▶ [ENTRIES SHOWN]
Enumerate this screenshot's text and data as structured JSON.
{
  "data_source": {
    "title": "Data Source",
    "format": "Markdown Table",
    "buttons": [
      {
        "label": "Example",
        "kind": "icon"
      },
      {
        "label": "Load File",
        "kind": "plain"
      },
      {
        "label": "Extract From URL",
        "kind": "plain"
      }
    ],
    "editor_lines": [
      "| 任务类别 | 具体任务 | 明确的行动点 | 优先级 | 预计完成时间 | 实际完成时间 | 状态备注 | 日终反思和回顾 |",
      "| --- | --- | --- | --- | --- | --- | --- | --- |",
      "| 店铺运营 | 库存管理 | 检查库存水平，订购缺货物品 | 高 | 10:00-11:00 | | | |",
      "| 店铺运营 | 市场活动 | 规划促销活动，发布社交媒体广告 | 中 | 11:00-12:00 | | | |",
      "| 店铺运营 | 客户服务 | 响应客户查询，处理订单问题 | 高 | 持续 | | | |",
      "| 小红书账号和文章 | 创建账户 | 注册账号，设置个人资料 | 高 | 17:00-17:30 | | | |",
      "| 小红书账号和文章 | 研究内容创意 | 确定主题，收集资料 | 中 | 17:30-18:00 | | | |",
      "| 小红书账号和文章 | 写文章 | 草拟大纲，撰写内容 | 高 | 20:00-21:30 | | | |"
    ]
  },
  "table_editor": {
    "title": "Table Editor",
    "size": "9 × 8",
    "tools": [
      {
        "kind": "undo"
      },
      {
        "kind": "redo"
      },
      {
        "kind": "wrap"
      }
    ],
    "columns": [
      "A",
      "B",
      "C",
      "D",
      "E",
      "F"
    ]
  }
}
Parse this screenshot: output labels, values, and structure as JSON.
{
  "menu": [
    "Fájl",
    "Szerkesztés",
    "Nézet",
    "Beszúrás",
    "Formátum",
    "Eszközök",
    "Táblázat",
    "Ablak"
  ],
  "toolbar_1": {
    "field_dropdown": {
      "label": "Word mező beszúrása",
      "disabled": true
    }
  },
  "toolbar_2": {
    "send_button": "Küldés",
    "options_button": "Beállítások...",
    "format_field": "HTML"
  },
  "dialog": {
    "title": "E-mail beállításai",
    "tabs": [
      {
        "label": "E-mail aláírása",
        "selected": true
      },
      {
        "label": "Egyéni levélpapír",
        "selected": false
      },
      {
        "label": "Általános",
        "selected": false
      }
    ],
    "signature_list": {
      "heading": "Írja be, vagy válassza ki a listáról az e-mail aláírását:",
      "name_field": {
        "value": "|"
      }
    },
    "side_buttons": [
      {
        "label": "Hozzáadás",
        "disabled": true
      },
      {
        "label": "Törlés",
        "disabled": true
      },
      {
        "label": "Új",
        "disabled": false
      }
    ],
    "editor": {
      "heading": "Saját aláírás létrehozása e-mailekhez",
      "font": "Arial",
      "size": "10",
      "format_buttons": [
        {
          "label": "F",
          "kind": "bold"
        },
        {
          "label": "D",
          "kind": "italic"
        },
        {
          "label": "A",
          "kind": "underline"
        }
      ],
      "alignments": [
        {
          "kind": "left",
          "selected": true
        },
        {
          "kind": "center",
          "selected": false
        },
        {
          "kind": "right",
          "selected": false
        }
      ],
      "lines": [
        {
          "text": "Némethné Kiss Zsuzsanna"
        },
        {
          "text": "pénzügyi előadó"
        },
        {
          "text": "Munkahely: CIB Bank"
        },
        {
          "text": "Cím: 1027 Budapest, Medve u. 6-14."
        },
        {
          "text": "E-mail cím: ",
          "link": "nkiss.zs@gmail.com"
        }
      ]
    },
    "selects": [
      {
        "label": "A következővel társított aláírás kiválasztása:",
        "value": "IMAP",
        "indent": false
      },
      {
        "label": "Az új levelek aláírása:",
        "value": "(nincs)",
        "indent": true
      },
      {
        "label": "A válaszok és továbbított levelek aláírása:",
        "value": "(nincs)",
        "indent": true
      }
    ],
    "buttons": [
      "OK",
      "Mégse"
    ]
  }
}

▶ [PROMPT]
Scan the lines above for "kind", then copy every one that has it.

▶ [YOUR RESPONSE]
        "kind": "icon"
        "kind": "plain"
        "kind": "plain"
        "kind": "undo"
        "kind": "redo"
        "kind": "wrap"
          "kind": "bold"
          "kind": "italic"
          "kind": "underline"
          "kind": "left",
          "kind": "center",
          "kind": "right",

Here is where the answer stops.